Sam Mason, a 20-year-old Radford University sophomore and Tau Kappa Epsilon pledge, was found dead on Oct. 15, 2010 in a house off campus. Mason died of ethanol poisoning after attending a TKE party off campus the previous night.
Two events were held to remember Mason as the first anniversary of his death approached. On Oct. 10-12 from 11 a.m. to 2 p.m., the Panhellenic Council teamed up with the Interraternity Council to sponsor an event where students could tie-dye T-shirts in memory of Sam Mason. On Oct. 13, students held a candlelight vigil in remembrance.

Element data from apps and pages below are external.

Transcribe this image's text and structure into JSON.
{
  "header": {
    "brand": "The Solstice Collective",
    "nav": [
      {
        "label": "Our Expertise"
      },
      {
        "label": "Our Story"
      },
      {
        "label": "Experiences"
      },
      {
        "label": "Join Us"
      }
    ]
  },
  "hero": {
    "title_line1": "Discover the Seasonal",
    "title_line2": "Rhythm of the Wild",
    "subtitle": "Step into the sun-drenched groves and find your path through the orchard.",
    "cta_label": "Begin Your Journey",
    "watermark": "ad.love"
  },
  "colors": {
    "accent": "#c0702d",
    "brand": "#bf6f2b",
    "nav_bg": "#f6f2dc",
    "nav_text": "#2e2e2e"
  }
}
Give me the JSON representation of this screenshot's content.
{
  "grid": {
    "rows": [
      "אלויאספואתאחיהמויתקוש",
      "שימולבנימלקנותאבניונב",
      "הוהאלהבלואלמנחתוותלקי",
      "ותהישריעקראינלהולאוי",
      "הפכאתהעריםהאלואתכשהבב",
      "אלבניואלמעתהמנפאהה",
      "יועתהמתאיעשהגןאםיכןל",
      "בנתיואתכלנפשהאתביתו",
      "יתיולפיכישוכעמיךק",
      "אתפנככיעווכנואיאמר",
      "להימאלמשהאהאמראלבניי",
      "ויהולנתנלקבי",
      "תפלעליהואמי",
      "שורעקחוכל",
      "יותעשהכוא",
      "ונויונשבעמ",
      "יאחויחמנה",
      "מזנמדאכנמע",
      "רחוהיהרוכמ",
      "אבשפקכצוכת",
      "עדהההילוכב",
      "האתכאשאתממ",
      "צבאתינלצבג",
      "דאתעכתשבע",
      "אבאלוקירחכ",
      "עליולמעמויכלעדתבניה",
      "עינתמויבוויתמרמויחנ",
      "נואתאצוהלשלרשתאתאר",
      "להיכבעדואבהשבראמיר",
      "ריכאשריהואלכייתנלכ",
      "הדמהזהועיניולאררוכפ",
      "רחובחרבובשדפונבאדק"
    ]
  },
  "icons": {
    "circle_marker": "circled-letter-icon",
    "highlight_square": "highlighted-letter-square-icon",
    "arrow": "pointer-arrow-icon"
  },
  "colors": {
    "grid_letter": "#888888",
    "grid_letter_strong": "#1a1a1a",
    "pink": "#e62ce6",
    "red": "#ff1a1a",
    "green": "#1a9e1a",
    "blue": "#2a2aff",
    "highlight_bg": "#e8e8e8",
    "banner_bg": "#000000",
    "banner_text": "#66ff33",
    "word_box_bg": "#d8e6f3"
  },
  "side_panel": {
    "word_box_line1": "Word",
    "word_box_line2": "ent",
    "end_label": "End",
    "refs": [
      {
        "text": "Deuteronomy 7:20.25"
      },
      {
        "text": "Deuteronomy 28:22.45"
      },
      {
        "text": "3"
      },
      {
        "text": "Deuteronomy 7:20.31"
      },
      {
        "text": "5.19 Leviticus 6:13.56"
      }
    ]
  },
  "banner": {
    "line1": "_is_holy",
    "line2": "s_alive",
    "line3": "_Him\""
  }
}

These two events were also held in 2010 shortly after Mason’s death. Last year, friends of Mason set up a table for students to tie-dye T-shirts in remembrance of their friend because he really loved tie-dye, The Grateful Dead and retro-themed things. This year the Greek community took it upon themselves to host a tie-dying table.
“It is our duty as a Greek community to honor him,” said Panhellenic Executive Council President Brandi Steele.
Steele has faith that the event will continue each year.
Steele said that to Mason’s friends, tie-dye is a perfect representation of him. The event was very successful and the table, which was located outside of the Bonnie Hurlburt Student Center, was always full. The event gave students a way to show support and to remember Mason. It made students feel bonded to each other.
“If I see a tie-dye shirt today, I feel bonded to everyone else knowing that we are representing a common cause,” Steele said.
At the candlelight vigil there were many people wearing tie-dye T-shirts. Several close friends of Mason spoke briefly about who Mason was and how life has been without him.
“It seems crazy to me that a year has gone by [since Mason’s death],” said Scott Thompson, a Radford University student and friend of Mason.
Thompson ended his speech by directing his attention to the audience and told them to cherish what they have and to be safe because life takes unexpected turns.
Derek Milliron, another friend of Mason, also spoke at the vigil about how he remembers Mason’s friendly nature. Milliron said Sam always had a “constant ability to light up every situation” and never had a bad or degrading thing to say about anyone. He ended by speaking to Mason and asking him to “keep on smiling.”
The recent developments in Mason’s case include indictments made on Sept. 20. Seven Tau Kappa Epsilon fraternity members were indicted for hazing and supplying alcohol to an underage person in the case dealing with the death of Sam Mason. The seven men indicted were Dustin Lee Moore, Louis Hoskins Trible, Ryan N. Lawson, Christopher Michael Pizzi, Christopher Scott Cothren, Chadwick Evancho and William Taylor Blurke. There has not been any further developments in the case reported.